22 March 2024

By Isabel Teles – FRANKFURT (Econostream) – European Central Bank Executive Board member Philip Lane on Friday said that the ECB was closely monitoring whether the current wage deceleration was compatible with the 2% inflation target and justified a cut in interest rates.

Speaking at the Aix-Marseille School of Economics in France, Lane said, ‘…essentially what we’re trying to balance is, if we take our foot off the pedal by doing rate cuts, will that feed stronger price increases or is the wage deceleration further enough along that we will still hit the 2%? That’s essentially a big part of what we are looking at.’

There were signs of wage deceleration, but more evidence that the slowdown was strong enough was still necessary, he said.

‘Because, as in the forecast, we need to see it come down into the four [percent[s and then into the threes next year’, he said. ‘And what we are seeing now in February is that it is starting to come into the fours, so that is in line with the forecast, but we need to see more of this in the weeks ahead’, he said.

The Governing Council was still worried about high inflation in labour-intensive sectors, he said.

‘Goods inflation has come down quickly, so that is not a headache’, he said. 'Services inflation is above the historical distribution, and this is why we have concerns.’

It was also important to see a fall in profits, he said, noting that they had been ‘very high’ in the beginning of 2023 and were now starting to decrease.

‘The functional role of monetary policy is to create a price environment which supports disinflation even when the costs are going up’, he said.

Monetary policy action had been effectively dampening demand and there was now a strong expectation of easing, he said.

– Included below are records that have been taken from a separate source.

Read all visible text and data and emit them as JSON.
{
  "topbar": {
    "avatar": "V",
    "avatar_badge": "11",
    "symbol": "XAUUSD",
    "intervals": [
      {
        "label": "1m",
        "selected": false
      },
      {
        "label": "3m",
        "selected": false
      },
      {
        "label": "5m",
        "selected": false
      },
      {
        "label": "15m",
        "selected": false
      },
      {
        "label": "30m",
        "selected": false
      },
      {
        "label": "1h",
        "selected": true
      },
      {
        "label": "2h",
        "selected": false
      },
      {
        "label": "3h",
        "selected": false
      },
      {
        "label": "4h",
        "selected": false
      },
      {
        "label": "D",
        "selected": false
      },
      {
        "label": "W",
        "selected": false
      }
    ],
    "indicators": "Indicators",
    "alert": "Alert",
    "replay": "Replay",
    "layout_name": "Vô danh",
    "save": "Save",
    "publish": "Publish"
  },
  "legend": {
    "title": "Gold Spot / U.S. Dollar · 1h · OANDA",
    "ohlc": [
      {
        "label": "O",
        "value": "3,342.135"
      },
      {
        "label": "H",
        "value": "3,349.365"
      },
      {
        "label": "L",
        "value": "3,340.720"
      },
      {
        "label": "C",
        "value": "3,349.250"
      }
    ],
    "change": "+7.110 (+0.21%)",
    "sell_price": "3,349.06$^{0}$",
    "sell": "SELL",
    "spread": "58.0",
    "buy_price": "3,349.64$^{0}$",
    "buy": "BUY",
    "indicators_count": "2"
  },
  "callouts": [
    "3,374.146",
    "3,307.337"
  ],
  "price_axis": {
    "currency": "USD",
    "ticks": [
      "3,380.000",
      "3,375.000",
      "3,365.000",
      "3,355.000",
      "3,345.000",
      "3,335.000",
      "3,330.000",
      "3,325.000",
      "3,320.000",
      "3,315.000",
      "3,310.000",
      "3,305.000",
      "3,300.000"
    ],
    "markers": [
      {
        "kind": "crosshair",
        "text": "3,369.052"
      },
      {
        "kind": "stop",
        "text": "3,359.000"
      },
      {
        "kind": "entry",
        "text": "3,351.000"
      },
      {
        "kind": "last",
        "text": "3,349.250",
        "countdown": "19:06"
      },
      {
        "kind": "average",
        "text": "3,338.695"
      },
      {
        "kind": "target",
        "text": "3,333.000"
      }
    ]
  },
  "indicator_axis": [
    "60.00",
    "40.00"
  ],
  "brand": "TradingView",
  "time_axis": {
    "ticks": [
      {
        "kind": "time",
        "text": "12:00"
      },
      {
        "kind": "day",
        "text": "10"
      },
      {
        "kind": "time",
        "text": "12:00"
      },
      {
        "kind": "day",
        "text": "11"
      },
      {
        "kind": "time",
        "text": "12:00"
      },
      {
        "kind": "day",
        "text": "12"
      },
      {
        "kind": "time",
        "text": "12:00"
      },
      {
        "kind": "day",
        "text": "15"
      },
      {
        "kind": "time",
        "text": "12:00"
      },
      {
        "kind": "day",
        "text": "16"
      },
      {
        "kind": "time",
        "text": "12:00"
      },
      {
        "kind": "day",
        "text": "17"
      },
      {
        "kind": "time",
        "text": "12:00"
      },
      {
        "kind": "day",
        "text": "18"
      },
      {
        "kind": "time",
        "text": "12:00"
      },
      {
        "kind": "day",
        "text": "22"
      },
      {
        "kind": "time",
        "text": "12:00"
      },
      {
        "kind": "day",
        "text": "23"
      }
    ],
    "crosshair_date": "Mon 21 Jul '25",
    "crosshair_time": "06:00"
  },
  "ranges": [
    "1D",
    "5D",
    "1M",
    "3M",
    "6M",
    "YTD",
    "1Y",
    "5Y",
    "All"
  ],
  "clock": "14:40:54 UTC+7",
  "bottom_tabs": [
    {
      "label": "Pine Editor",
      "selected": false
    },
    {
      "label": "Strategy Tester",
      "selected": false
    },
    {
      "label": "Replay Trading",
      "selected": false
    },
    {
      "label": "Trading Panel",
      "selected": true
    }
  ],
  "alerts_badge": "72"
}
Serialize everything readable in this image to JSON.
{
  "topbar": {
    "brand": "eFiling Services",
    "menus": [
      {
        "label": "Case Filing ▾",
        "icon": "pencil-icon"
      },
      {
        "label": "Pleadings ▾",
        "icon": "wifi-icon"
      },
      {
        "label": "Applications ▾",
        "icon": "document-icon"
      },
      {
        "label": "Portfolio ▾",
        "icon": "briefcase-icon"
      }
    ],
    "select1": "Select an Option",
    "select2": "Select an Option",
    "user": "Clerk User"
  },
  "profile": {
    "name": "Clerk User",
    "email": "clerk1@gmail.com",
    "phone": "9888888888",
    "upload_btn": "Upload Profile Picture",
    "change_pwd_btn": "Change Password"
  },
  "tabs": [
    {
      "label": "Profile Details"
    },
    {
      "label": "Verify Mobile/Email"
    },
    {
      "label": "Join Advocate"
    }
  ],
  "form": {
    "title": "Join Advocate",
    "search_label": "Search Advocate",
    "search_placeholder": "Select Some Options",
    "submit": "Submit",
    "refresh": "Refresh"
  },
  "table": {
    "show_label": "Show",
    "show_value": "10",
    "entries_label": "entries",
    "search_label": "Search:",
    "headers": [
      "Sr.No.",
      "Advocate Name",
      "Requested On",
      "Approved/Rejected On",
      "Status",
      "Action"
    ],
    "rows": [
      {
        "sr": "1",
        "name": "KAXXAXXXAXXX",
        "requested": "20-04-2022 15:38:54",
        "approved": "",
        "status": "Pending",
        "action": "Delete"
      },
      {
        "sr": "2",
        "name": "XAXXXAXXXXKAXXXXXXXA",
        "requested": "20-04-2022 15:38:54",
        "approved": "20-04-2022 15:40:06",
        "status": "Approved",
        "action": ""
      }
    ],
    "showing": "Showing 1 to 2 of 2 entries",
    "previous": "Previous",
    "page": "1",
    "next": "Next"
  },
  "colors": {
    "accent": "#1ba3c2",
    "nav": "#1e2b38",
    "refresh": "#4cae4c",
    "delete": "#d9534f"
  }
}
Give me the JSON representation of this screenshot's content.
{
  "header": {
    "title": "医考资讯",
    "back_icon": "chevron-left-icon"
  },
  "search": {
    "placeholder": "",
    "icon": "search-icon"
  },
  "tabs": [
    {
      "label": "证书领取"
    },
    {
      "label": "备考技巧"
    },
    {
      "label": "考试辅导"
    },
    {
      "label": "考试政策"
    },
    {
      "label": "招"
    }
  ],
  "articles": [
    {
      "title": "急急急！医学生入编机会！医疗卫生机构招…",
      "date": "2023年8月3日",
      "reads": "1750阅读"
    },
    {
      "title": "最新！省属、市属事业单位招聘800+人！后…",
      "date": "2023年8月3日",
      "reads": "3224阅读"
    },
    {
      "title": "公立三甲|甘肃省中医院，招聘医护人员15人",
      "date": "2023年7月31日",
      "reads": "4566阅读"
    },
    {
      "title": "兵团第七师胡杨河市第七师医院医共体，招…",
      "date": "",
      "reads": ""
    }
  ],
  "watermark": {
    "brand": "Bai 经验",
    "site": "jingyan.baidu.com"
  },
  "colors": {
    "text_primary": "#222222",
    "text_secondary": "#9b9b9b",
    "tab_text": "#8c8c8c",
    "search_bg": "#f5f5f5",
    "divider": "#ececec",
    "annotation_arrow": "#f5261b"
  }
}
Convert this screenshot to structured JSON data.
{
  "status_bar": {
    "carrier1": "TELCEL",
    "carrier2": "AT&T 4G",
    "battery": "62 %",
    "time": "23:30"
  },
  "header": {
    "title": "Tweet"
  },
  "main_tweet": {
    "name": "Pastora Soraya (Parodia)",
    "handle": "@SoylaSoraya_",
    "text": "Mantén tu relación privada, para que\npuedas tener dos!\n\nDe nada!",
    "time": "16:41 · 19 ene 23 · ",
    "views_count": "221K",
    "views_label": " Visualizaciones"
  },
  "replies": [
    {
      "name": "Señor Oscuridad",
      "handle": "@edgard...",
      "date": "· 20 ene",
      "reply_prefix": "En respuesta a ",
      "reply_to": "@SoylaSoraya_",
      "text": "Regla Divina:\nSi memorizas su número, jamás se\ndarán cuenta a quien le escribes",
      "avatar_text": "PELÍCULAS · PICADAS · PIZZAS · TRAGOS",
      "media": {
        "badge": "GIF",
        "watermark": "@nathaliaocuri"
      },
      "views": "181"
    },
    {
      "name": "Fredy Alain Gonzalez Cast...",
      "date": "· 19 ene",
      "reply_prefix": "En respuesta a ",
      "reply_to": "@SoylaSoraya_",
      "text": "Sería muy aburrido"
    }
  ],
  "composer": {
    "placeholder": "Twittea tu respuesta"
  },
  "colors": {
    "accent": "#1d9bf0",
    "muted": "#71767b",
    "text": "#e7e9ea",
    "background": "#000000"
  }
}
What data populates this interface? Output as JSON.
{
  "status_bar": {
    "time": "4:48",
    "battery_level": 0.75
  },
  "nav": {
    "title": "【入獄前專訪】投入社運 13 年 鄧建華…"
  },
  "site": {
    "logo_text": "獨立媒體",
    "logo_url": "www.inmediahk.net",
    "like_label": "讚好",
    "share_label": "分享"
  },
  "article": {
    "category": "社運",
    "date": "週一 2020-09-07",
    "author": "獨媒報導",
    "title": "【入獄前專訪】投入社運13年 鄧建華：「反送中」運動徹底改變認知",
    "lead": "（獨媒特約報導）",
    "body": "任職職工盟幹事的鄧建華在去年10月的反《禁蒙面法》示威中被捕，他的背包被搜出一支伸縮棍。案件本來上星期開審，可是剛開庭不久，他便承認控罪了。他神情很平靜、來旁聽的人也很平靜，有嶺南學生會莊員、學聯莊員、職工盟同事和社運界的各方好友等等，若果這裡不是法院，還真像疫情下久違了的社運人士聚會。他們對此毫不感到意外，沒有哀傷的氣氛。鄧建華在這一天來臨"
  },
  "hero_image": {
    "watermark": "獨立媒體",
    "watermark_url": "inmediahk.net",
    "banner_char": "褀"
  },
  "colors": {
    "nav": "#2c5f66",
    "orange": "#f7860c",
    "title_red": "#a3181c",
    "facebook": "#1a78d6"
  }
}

‘The market expects us at some point soon to start easing, because if we left the rates where they are now, we would go beyond, we would go back to a kind of disinflation’, he said. ‘Again, to repeat, if we left rates where they are, this would continue, and it would be beyond what we needed to bring inflation back to 2%.’